→ About this task: If a line below contains "summary", count it. Report the final total and nothing more.

→ Input material:
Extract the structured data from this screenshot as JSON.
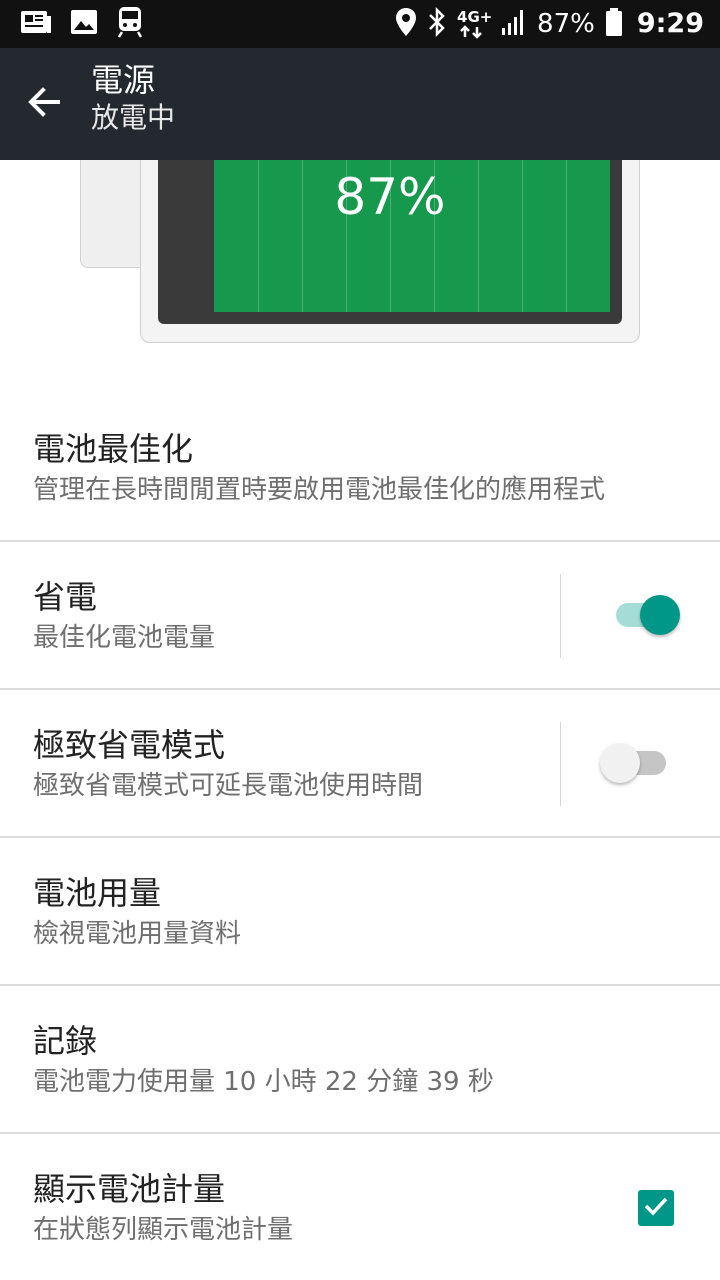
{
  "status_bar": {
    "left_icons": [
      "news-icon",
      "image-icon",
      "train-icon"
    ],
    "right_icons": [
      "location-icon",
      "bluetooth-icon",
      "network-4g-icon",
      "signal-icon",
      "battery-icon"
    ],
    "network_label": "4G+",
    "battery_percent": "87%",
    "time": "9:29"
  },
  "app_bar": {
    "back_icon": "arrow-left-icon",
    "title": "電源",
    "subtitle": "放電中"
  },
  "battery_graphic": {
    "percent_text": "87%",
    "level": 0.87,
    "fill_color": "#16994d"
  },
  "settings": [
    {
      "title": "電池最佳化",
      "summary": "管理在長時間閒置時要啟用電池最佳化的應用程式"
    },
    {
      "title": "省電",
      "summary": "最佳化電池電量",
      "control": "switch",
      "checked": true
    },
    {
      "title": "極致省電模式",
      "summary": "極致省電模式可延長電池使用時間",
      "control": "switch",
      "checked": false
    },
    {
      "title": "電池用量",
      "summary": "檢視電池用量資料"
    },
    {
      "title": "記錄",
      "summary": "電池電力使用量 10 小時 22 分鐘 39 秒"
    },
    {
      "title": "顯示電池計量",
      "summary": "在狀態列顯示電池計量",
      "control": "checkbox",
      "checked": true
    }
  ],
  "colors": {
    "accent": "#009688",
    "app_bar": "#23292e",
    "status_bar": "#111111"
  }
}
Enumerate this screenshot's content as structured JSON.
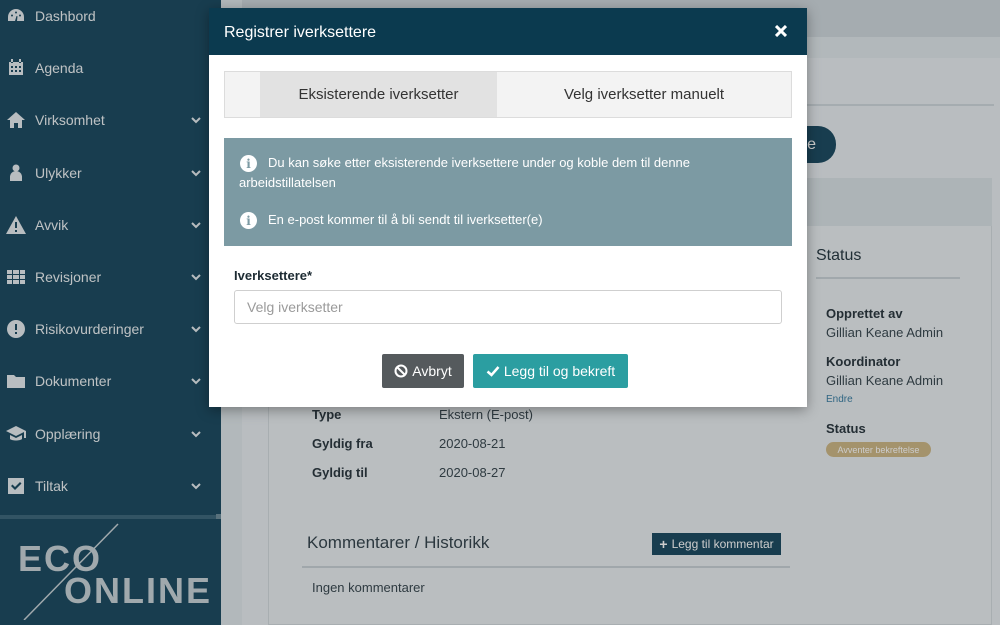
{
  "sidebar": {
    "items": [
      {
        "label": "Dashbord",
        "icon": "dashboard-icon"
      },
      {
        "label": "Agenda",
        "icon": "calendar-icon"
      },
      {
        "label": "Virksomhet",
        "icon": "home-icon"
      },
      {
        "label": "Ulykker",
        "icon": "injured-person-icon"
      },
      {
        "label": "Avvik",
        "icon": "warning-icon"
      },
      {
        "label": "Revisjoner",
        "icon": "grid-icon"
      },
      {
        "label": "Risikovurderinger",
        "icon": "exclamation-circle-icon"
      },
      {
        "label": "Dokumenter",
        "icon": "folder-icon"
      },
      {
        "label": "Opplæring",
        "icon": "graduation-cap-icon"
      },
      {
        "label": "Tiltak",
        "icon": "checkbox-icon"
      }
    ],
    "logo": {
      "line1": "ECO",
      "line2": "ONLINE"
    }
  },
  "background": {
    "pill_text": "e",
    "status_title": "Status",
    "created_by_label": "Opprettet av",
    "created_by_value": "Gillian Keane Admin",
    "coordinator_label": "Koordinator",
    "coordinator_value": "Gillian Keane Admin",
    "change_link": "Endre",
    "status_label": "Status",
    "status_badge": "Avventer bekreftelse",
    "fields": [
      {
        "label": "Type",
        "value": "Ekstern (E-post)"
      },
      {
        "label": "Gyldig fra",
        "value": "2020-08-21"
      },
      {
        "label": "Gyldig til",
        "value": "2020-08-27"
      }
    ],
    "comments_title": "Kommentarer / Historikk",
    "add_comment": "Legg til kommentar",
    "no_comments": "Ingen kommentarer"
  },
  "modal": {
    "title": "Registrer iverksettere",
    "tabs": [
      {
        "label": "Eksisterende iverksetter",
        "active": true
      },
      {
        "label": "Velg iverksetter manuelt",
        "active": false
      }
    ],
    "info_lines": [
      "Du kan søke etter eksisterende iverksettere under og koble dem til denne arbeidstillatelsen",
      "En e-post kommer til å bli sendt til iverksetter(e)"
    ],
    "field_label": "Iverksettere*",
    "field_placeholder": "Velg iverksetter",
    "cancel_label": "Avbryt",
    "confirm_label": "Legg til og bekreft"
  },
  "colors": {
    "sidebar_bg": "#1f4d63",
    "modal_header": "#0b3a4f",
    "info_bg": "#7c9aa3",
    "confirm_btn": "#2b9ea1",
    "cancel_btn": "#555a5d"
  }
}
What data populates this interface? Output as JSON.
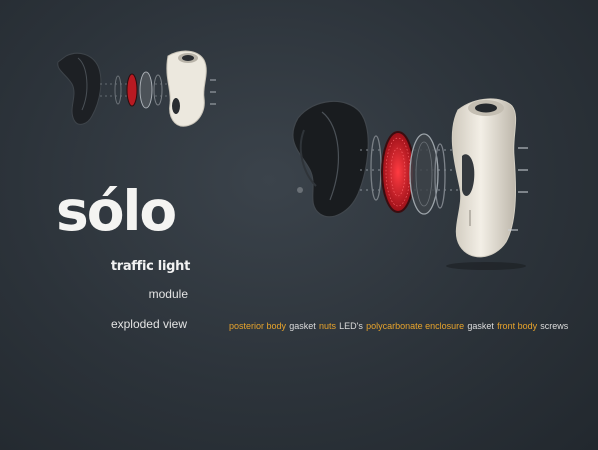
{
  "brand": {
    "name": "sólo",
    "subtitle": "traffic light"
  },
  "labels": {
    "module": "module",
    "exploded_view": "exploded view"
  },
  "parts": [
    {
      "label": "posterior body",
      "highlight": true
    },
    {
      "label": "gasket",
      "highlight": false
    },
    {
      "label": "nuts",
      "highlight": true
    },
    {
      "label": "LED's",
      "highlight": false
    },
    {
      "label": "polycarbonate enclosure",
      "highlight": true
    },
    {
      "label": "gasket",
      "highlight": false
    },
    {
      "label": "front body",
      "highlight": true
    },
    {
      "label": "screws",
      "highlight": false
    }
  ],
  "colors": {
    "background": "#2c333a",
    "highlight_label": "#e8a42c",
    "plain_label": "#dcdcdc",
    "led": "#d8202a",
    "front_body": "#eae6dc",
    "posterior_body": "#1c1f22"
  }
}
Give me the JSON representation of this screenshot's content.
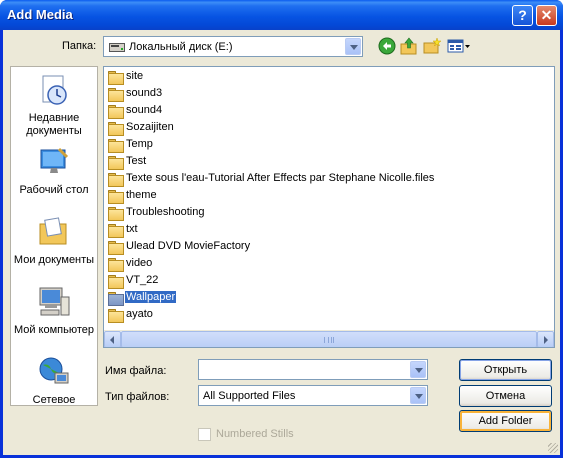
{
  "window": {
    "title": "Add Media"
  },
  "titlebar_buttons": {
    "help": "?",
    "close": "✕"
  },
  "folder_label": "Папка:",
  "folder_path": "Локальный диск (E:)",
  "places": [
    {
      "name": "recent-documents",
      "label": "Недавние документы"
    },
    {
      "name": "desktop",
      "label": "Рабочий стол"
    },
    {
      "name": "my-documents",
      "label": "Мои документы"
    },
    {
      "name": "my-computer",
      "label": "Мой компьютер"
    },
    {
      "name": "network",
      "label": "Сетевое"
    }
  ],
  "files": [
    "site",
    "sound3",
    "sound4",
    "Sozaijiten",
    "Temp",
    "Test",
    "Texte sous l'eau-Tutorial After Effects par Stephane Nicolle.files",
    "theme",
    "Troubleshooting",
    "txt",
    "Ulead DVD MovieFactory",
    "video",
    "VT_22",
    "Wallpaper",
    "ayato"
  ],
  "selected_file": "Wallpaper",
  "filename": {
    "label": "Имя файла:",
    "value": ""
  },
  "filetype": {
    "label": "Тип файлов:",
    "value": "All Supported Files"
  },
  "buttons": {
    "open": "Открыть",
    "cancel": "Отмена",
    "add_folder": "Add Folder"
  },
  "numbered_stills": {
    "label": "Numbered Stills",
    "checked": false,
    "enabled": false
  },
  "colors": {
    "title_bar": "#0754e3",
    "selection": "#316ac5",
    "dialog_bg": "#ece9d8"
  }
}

→ Answer to the exercise: 6